- STREAM OF CONSCIOUSNESS THAT SUCKER: Sometimes I have a
starting point for a scene but I haven’t yet discovered exactly how it will all
play out. Like I know something like CHARACTER A is going to meet CHARACTER B
here and they are going to have a conversation that becomes significant later
on in the story. Okay, so I know what’s going to happen but…not really. Some
people try to then plot out that specific scene and then write by plot points.
I like to just stream-of-consciousness that bit. Don’t worry about it sucking
(because it’s going to suck hardcore). Just write. Anything that comes to mind
about the POV character and what they are thinking when seeing the other
character and their interactions and blah blah blah. Let it all come out in...well…a
STREAM. Or a river if you prefer. Tidal wave. TSUNAMI. However you’d like to
imagine the words flowing, don’t stop writing to edit yourself. Let it go
without any restrictions. No one is ever going to see this load of garbage you
are TSUNAMI-ING out of your fingertips. You will be surprised how many good
ideas come out of this.
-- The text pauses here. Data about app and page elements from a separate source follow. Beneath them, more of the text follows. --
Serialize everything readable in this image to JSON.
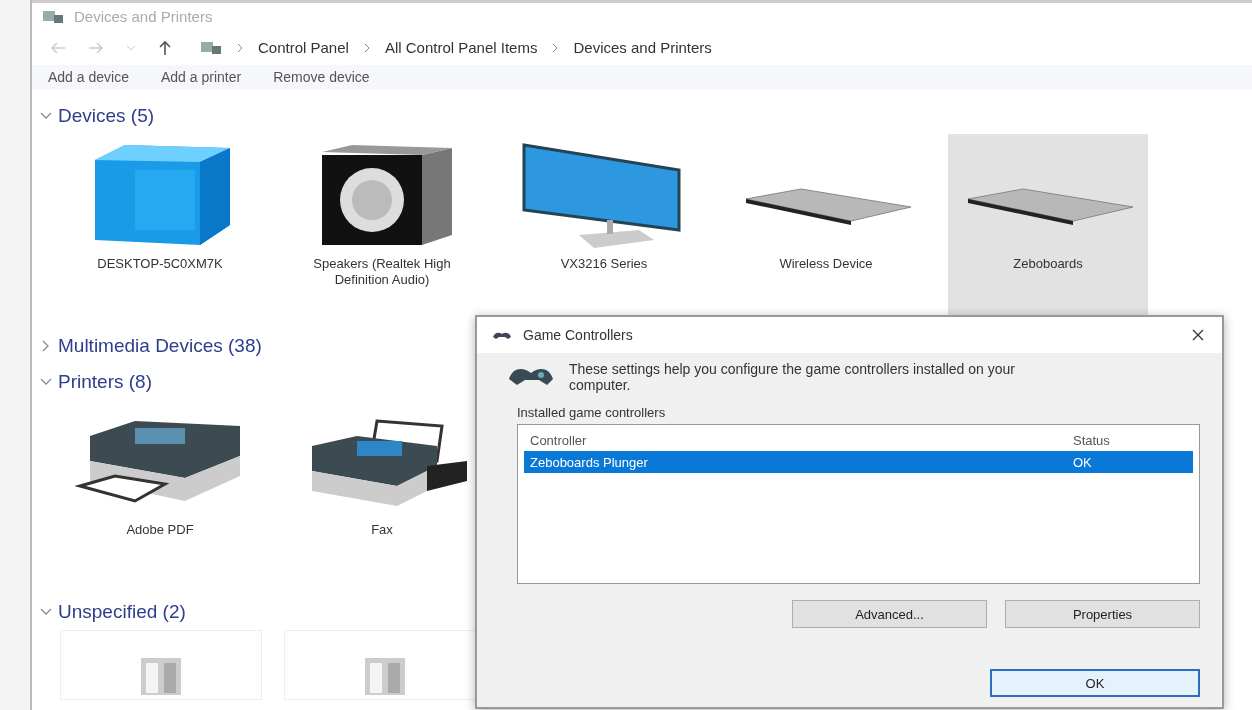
{
  "window": {
    "title": "Devices and Printers"
  },
  "address_bar": {
    "breadcrumb": [
      "Control Panel",
      "All Control Panel Items",
      "Devices and Printers"
    ]
  },
  "toolbar": [
    "Add a device",
    "Add a printer",
    "Remove device"
  ],
  "groups": [
    {
      "title": "Devices (5)",
      "expanded": true,
      "items": [
        {
          "kind": "computer",
          "label": "DESKTOP-5C0XM7K",
          "selected": false
        },
        {
          "kind": "speaker",
          "label": "Speakers (Realtek High Definition Audio)",
          "selected": false
        },
        {
          "kind": "monitor",
          "label": "VX3216 Series",
          "selected": false
        },
        {
          "kind": "keyboard",
          "label": "Wireless Device",
          "selected": false
        },
        {
          "kind": "keyboard",
          "label": "Zeboboards",
          "selected": true
        }
      ]
    },
    {
      "title": "Multimedia Devices (38)",
      "expanded": false
    },
    {
      "title": "Printers (8)",
      "expanded": true,
      "items": [
        {
          "kind": "printer",
          "label": "Adobe PDF",
          "selected": false
        },
        {
          "kind": "fax",
          "label": "Fax",
          "selected": false
        }
      ]
    },
    {
      "title": "Unspecified (2)",
      "expanded": true,
      "items": [
        {
          "kind": "unspecified",
          "selected": false
        },
        {
          "kind": "unspecified",
          "selected": false
        }
      ]
    }
  ],
  "dialog": {
    "title": "Game Controllers",
    "description": "These settings help you configure the game controllers installed on your computer.",
    "list_label": "Installed game controllers",
    "columns": [
      "Controller",
      "Status"
    ],
    "rows": [
      {
        "cells": [
          "Zeboboards Plunger",
          "OK"
        ],
        "selected": true
      }
    ],
    "buttons": [
      {
        "label": "Advanced...",
        "default": false
      },
      {
        "label": "Properties",
        "default": false
      }
    ],
    "footer_buttons": [
      {
        "label": "OK",
        "default": true
      }
    ]
  }
}
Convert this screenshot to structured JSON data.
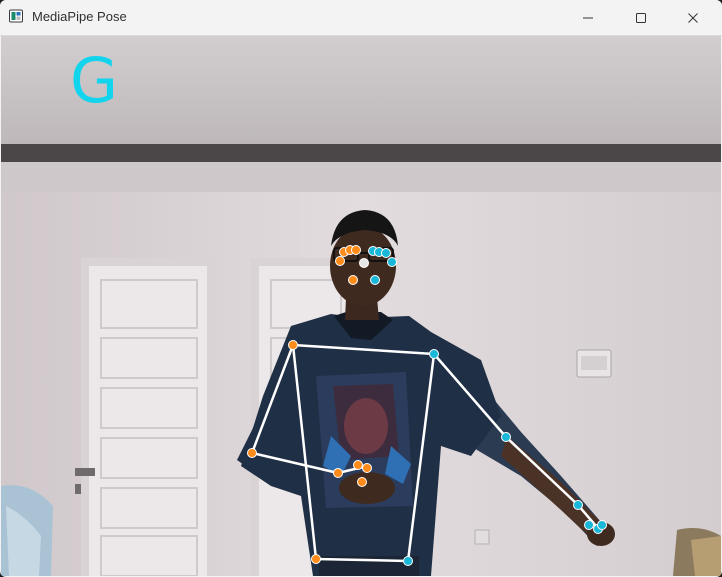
{
  "window": {
    "title": "MediaPipe Pose",
    "icons": {
      "app": "window-app-icon",
      "minimize": "minimize-icon",
      "maximize": "maximize-icon",
      "close": "close-icon"
    }
  },
  "overlay": {
    "gesture_label": "G",
    "label_color": "#12d4ec"
  },
  "pose": {
    "left_side_color": "#ff8c1a",
    "right_side_color": "#1ab8d8",
    "connection_color": "#ffffff"
  },
  "colors": {
    "titlebar": "#f3f3f3",
    "wall": "#dcd6d8",
    "ceiling": "#c9c4c6",
    "door": "#ebe7e8",
    "shirt": "#1f2f45"
  }
}
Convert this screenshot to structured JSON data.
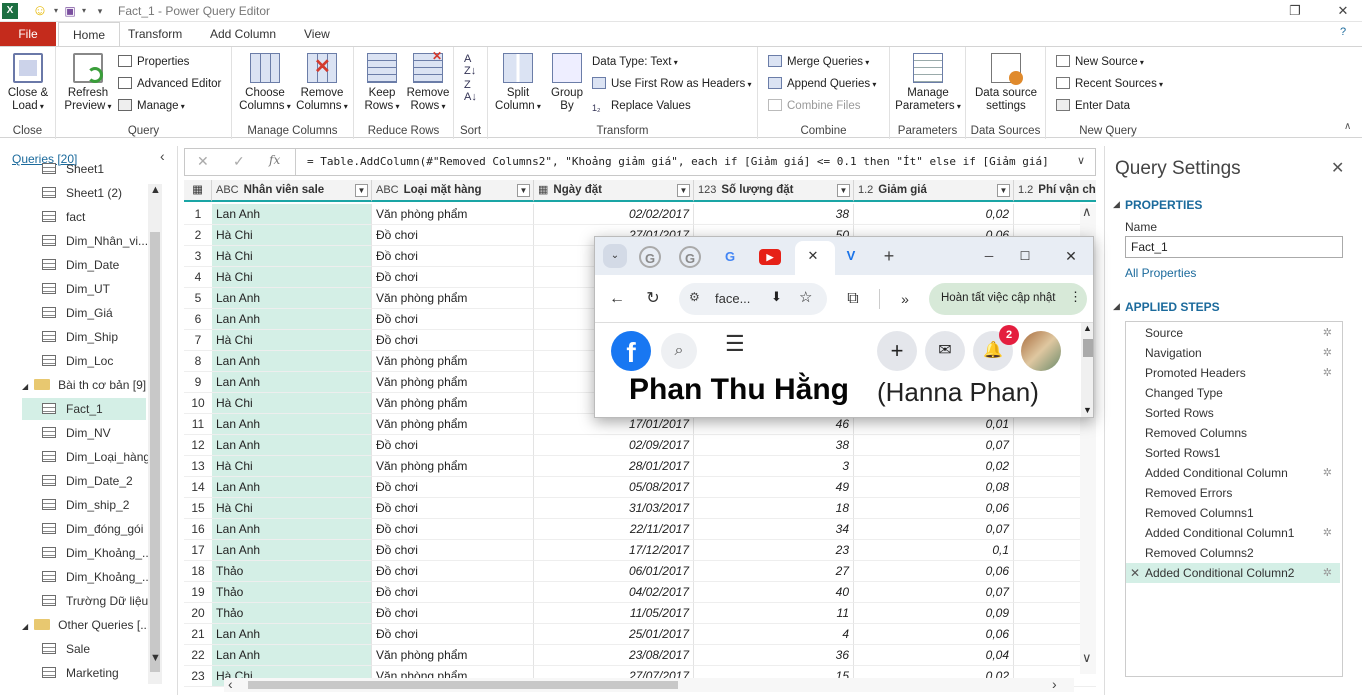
{
  "window": {
    "title": "Fact_1 - Power Query Editor",
    "min": "─",
    "restore": "❐",
    "close": "✕"
  },
  "tabs": [
    "File",
    "Home",
    "Transform",
    "Add Column",
    "View"
  ],
  "ribbon": {
    "close_load": "Close &\nLoad",
    "refresh_preview": "Refresh\nPreview",
    "properties": "Properties",
    "advanced_editor": "Advanced Editor",
    "manage": "Manage",
    "choose_columns": "Choose\nColumns",
    "remove_columns": "Remove\nColumns",
    "keep_rows": "Keep\nRows",
    "remove_rows": "Remove\nRows",
    "split_column": "Split\nColumn",
    "group_by": "Group\nBy",
    "data_type": "Data Type: Text",
    "use_first_row": "Use First Row as Headers",
    "replace_values": "Replace Values",
    "merge_queries": "Merge Queries",
    "append_queries": "Append Queries",
    "combine_files": "Combine Files",
    "manage_parameters": "Manage\nParameters",
    "data_source_settings": "Data source\nsettings",
    "new_source": "New Source",
    "recent_sources": "Recent Sources",
    "enter_data": "Enter Data",
    "groups": [
      "Close",
      "Query",
      "Manage Columns",
      "Reduce Rows",
      "Sort",
      "Transform",
      "Combine",
      "Parameters",
      "Data Sources",
      "New Query"
    ]
  },
  "formula_bar": {
    "fx": "fx",
    "formula": "= Table.AddColumn(#\"Removed Columns2\", \"Khoảng giảm giá\", each if [Giảm giá] <= 0.1 then \"Ít\" else if [Giảm giá]"
  },
  "queries": {
    "header": "Queries [20]",
    "items": [
      "Sheet1",
      "Sheet1 (2)",
      "fact",
      "Dim_Nhân_vi...",
      "Dim_Date",
      "Dim_UT",
      "Dim_Giá",
      "Dim_Ship",
      "Dim_Loc"
    ],
    "folder1": "Bài th cơ bản [9]",
    "folder1_items": [
      "Fact_1",
      "Dim_NV",
      "Dim_Loại_hàng",
      "Dim_Date_2",
      "Dim_ship_2",
      "Dim_đóng_gói",
      "Dim_Khoảng_...",
      "Dim_Khoảng_...",
      "Trường Dữ liệu"
    ],
    "folder2": "Other Queries [...",
    "folder2_items": [
      "Sale",
      "Marketing"
    ]
  },
  "grid": {
    "headers": [
      {
        "type": "ABC",
        "name": "Nhân viên sale"
      },
      {
        "type": "ABC",
        "name": "Loại mặt hàng"
      },
      {
        "type": "date",
        "name": "Ngày đặt"
      },
      {
        "type": "123",
        "name": "Số lượng đặt"
      },
      {
        "type": "1.2",
        "name": "Giảm giá"
      },
      {
        "type": "1.2",
        "name": "Phí vận chu"
      }
    ],
    "rows": [
      [
        "1",
        "Lan Anh",
        "Văn phòng phẩm",
        "02/02/2017",
        "38",
        "0,02"
      ],
      [
        "2",
        "Hà Chi",
        "Đồ chơi",
        "27/01/2017",
        "50",
        "0,06"
      ],
      [
        "3",
        "Hà Chi",
        "Đồ chơi",
        "",
        "",
        ""
      ],
      [
        "4",
        "Hà Chi",
        "Đồ chơi",
        "",
        "",
        ""
      ],
      [
        "5",
        "Lan Anh",
        "Văn phòng phẩm",
        "",
        "",
        ""
      ],
      [
        "6",
        "Lan Anh",
        "Đồ chơi",
        "",
        "",
        ""
      ],
      [
        "7",
        "Hà Chi",
        "Đồ chơi",
        "",
        "",
        ""
      ],
      [
        "8",
        "Lan Anh",
        "Văn phòng phẩm",
        "",
        "",
        ""
      ],
      [
        "9",
        "Lan Anh",
        "Văn phòng phẩm",
        "",
        "",
        ""
      ],
      [
        "10",
        "Hà Chi",
        "Văn phòng phẩm",
        "",
        "",
        ""
      ],
      [
        "11",
        "Lan Anh",
        "Văn phòng phẩm",
        "17/01/2017",
        "46",
        "0,01"
      ],
      [
        "12",
        "Lan Anh",
        "Đồ chơi",
        "02/09/2017",
        "38",
        "0,07"
      ],
      [
        "13",
        "Hà Chi",
        "Văn phòng phẩm",
        "28/01/2017",
        "3",
        "0,02"
      ],
      [
        "14",
        "Lan Anh",
        "Đồ chơi",
        "05/08/2017",
        "49",
        "0,08"
      ],
      [
        "15",
        "Hà Chi",
        "Đồ chơi",
        "31/03/2017",
        "18",
        "0,06"
      ],
      [
        "16",
        "Lan Anh",
        "Đồ chơi",
        "22/11/2017",
        "34",
        "0,07"
      ],
      [
        "17",
        "Lan Anh",
        "Đồ chơi",
        "17/12/2017",
        "23",
        "0,1"
      ],
      [
        "18",
        "Thảo",
        "Đồ chơi",
        "06/01/2017",
        "27",
        "0,06"
      ],
      [
        "19",
        "Thảo",
        "Đồ chơi",
        "04/02/2017",
        "40",
        "0,07"
      ],
      [
        "20",
        "Thảo",
        "Đồ chơi",
        "11/05/2017",
        "11",
        "0,09"
      ],
      [
        "21",
        "Lan Anh",
        "Đồ chơi",
        "25/01/2017",
        "4",
        "0,06"
      ],
      [
        "22",
        "Lan Anh",
        "Văn phòng phẩm",
        "23/08/2017",
        "36",
        "0,04"
      ],
      [
        "23",
        "Hà Chi",
        "Văn phòng phẩm",
        "27/07/2017",
        "15",
        "0,02"
      ]
    ]
  },
  "settings": {
    "title": "Query Settings",
    "properties": "PROPERTIES",
    "name_label": "Name",
    "name_value": "Fact_1",
    "all_properties": "All Properties",
    "applied_steps": "APPLIED STEPS",
    "steps": [
      {
        "label": "Source",
        "gear": true
      },
      {
        "label": "Navigation",
        "gear": true
      },
      {
        "label": "Promoted Headers",
        "gear": true
      },
      {
        "label": "Changed Type",
        "gear": false
      },
      {
        "label": "Sorted Rows",
        "gear": false
      },
      {
        "label": "Removed Columns",
        "gear": false
      },
      {
        "label": "Sorted Rows1",
        "gear": false
      },
      {
        "label": "Added Conditional Column",
        "gear": true
      },
      {
        "label": "Removed Errors",
        "gear": false
      },
      {
        "label": "Removed Columns1",
        "gear": false
      },
      {
        "label": "Added Conditional Column1",
        "gear": true
      },
      {
        "label": "Removed Columns2",
        "gear": false
      },
      {
        "label": "Added Conditional Column2",
        "gear": true
      }
    ]
  },
  "chrome": {
    "address": "face...",
    "update_label": "Hoàn tất việc cập nhật",
    "notification_count": "2",
    "profile_name": "Phan Thu Hằng",
    "profile_alt": "(Hanna Phan)"
  }
}
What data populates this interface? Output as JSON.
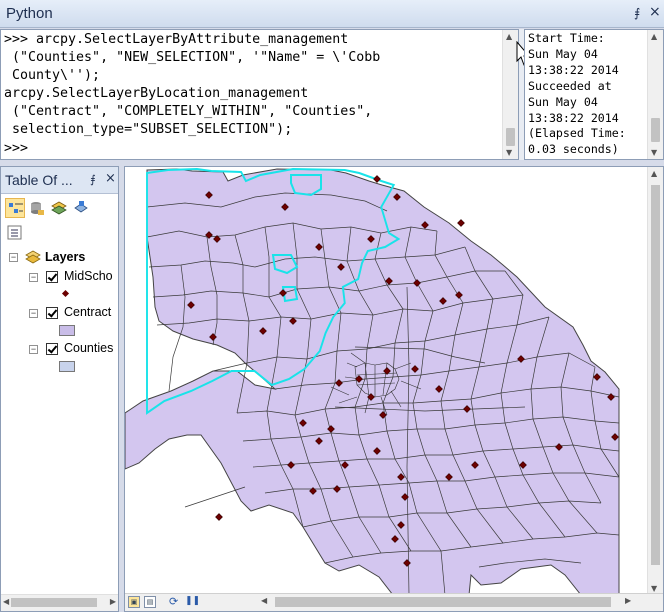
{
  "window": {
    "title": "Python",
    "pin": "⨎",
    "close": "×"
  },
  "python_input": {
    "text": ">>> arcpy.SelectLayerByAttribute_management\n (\"Counties\", \"NEW_SELECTION\", '\"Name\" = \\'Cobb\n County\\'');\narcpy.SelectLayerByLocation_management\n (\"Centract\", \"COMPLETELY_WITHIN\", \"Counties\",\n selection_type=\"SUBSET_SELECTION\");\n>>>"
  },
  "python_output": {
    "text": "Start Time:\nSun May 04\n13:38:22 2014\nSucceeded at\nSun May 04\n13:38:22 2014\n(Elapsed Time:\n0.03 seconds)"
  },
  "toc": {
    "title": "Table Of ...",
    "pin": "⨎",
    "close": "×",
    "toolbar": [
      "list-by-drawing-order-icon",
      "list-by-source-icon",
      "list-by-visibility-icon",
      "list-by-selection-icon",
      "options-icon"
    ],
    "group": {
      "label": "Layers"
    },
    "layers": [
      {
        "name": "MidScho",
        "checked": true,
        "symbol": "point",
        "color": "#6b0000"
      },
      {
        "name": "Centract",
        "checked": true,
        "symbol": "polygon",
        "color": "#c9bde8"
      },
      {
        "name": "Counties",
        "checked": true,
        "symbol": "polygon",
        "color": "#c8d3ec"
      }
    ]
  },
  "map": {
    "fill_color": "#d3c6ef",
    "line_color": "#3a3a3a",
    "selection_color": "#19e3e9",
    "point_color": "#6b0000"
  }
}
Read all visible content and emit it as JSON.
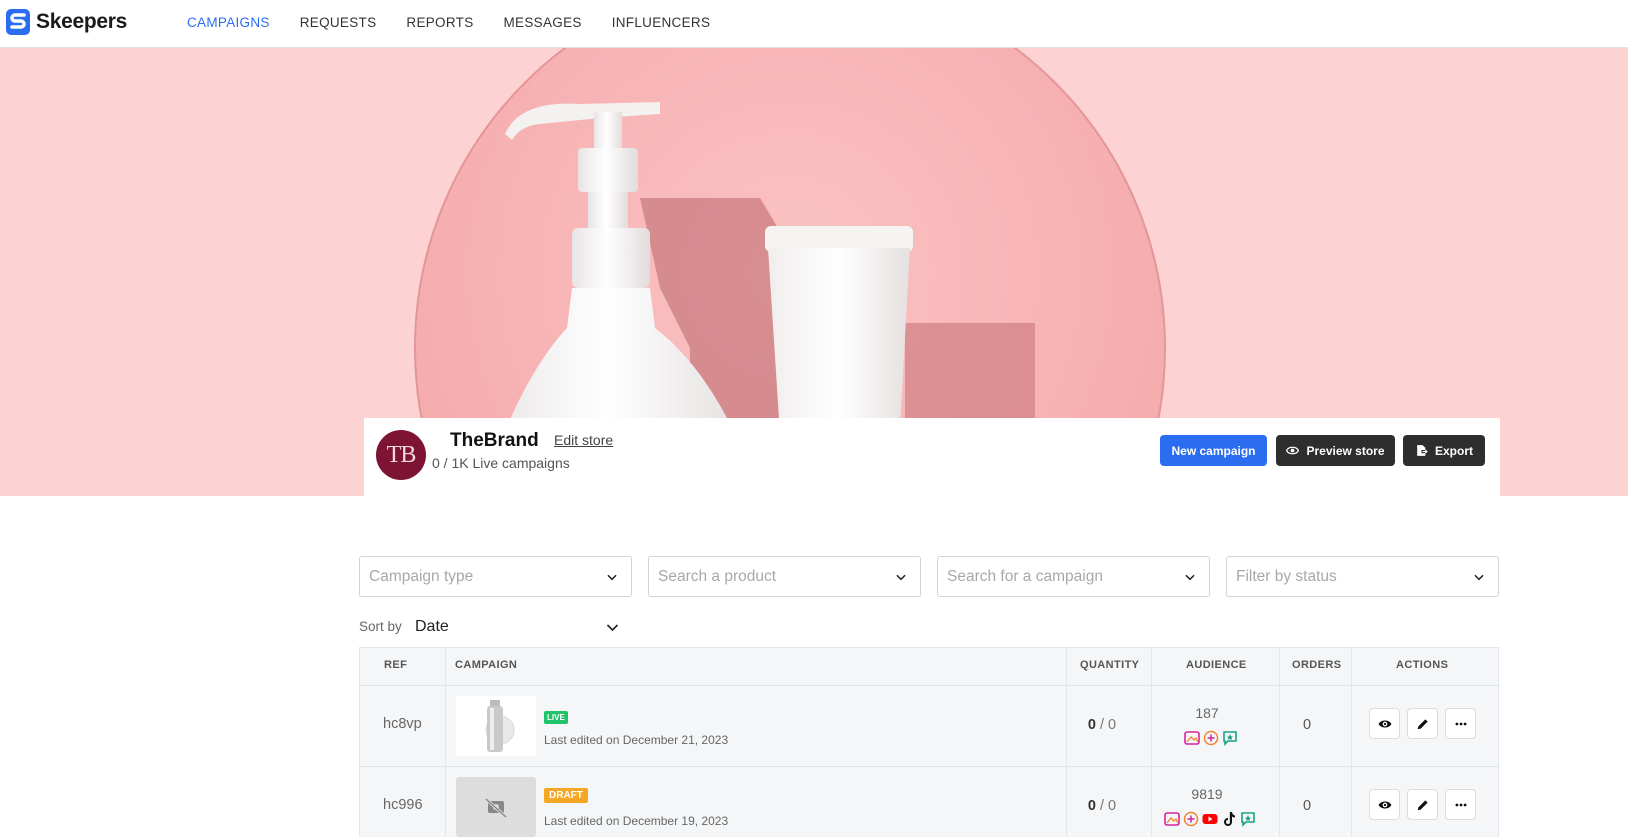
{
  "brand": {
    "name": "Skeepers"
  },
  "nav": {
    "items": [
      {
        "label": "CAMPAIGNS",
        "active": true
      },
      {
        "label": "REQUESTS",
        "active": false
      },
      {
        "label": "REPORTS",
        "active": false
      },
      {
        "label": "MESSAGES",
        "active": false
      },
      {
        "label": "INFLUENCERS",
        "active": false
      }
    ]
  },
  "store": {
    "initials": "TB",
    "name": "TheBrand",
    "edit_label": "Edit store",
    "subtitle": "0 / 1K Live campaigns",
    "buttons": {
      "new_campaign": "New campaign",
      "preview_store": "Preview store",
      "export": "Export"
    }
  },
  "filters": {
    "campaign_type": "Campaign type",
    "search_product": "Search a product",
    "search_campaign": "Search for a campaign",
    "filter_status": "Filter by status"
  },
  "sort": {
    "label": "Sort by",
    "value": "Date"
  },
  "table": {
    "headers": {
      "ref": "REF",
      "campaign": "CAMPAIGN",
      "quantity": "QUANTITY",
      "audience": "AUDIENCE",
      "orders": "ORDERS",
      "actions": "ACTIONS"
    },
    "rows": [
      {
        "ref": "hc8vp",
        "status": "LIVE",
        "edited": "Last edited on December 21, 2023",
        "qty_used": "0",
        "qty_sep": " / ",
        "qty_total": "0",
        "audience": "187",
        "orders": "0",
        "audience_icons": [
          "image-icon",
          "plus-circle-icon",
          "chat-star-icon"
        ]
      },
      {
        "ref": "hc996",
        "status": "DRAFT",
        "edited": "Last edited on December 19, 2023",
        "qty_used": "0",
        "qty_sep": " / ",
        "qty_total": "0",
        "audience": "9819",
        "orders": "0",
        "audience_icons": [
          "image-icon",
          "plus-circle-icon",
          "youtube-icon",
          "tiktok-icon",
          "chat-star-icon"
        ]
      }
    ]
  },
  "colors": {
    "accent": "#2b6df0",
    "hero_bg": "#fdd2d2",
    "avatar_bg": "#7d1433",
    "live": "#1fc46a",
    "draft": "#f5a623",
    "dark_button": "#2e2e2e"
  }
}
So yeah, that’s what I did this weekend. It was definitely still painful at points and I didn’t much like the starving bit but in the end, guess what?
WORDS ON PAGE.